• **Work to complete**: Every line of the entries that holds the word "root" is to be copied.

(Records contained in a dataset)
::::::::

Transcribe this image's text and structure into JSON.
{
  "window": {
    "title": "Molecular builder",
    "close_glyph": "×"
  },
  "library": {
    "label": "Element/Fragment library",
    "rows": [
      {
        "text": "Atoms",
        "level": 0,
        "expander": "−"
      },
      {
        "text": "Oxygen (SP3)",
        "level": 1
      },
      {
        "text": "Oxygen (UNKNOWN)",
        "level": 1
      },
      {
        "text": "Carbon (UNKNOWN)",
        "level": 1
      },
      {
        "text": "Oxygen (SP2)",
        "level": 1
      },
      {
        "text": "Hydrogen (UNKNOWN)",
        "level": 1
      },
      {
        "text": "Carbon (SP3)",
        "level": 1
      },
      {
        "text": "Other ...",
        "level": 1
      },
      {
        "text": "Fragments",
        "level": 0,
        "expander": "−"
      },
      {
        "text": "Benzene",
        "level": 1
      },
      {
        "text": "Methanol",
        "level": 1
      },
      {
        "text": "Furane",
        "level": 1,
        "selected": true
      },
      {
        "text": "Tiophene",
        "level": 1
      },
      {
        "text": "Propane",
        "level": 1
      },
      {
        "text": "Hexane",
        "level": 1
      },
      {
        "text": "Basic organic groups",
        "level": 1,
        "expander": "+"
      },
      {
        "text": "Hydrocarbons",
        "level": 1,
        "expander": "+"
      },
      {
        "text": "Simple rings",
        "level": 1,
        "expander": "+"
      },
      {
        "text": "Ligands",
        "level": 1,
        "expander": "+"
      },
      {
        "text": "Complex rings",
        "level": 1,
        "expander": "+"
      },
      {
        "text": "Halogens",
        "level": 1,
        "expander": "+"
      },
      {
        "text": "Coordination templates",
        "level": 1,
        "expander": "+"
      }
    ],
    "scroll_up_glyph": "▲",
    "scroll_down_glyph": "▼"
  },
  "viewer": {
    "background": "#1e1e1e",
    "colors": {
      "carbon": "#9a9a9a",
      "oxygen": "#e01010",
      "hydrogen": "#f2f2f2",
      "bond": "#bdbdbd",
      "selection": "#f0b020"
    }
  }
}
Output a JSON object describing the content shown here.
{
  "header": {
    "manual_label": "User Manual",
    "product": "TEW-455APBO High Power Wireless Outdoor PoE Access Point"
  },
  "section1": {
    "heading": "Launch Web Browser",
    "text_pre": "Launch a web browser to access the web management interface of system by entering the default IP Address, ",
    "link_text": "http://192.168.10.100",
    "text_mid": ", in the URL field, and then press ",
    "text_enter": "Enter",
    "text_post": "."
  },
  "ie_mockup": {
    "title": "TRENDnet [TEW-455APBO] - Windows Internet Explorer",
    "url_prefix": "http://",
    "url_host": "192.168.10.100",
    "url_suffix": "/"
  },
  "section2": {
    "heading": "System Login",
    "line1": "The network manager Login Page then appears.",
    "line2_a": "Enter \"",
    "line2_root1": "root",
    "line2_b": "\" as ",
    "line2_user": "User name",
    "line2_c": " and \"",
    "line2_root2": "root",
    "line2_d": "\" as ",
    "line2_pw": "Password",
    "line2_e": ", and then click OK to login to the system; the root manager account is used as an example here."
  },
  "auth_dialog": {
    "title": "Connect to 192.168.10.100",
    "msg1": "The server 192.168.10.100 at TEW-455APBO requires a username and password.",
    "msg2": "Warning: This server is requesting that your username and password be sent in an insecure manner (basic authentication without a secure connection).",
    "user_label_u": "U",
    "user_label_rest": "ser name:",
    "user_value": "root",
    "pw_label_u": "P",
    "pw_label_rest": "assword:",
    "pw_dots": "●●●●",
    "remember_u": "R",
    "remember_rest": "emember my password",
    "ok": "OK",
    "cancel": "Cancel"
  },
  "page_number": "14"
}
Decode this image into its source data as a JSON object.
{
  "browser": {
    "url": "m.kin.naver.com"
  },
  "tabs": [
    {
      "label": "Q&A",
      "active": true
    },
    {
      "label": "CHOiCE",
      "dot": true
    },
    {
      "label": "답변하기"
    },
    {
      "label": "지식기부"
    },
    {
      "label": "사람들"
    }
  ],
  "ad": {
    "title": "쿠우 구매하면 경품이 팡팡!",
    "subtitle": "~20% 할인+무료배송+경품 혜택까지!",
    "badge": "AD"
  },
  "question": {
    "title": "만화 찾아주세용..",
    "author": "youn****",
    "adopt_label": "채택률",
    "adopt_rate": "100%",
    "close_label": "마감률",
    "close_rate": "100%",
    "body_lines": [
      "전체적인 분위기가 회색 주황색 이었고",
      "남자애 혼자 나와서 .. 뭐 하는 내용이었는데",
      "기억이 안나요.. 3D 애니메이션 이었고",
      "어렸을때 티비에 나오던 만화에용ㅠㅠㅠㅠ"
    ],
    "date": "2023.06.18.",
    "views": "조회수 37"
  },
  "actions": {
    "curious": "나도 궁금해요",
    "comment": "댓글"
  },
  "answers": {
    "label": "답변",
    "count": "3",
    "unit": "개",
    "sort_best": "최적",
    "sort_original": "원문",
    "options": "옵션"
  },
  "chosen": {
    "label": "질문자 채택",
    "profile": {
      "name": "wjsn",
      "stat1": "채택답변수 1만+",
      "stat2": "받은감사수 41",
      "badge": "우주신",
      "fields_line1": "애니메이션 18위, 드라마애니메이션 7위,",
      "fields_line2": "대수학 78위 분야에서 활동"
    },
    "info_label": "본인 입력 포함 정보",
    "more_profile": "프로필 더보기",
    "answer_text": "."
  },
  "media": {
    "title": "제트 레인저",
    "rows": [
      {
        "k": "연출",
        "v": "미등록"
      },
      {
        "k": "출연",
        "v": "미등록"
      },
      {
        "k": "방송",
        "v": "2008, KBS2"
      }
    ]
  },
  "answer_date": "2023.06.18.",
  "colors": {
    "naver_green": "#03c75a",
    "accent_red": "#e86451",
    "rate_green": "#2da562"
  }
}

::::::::

• **Task result**:
    "line2_root1": "root",
    "line2_root2": "root",
    "line2_e": ", and then click OK to login to the system; the root manager account is used as an example here."
    "user_value": "root",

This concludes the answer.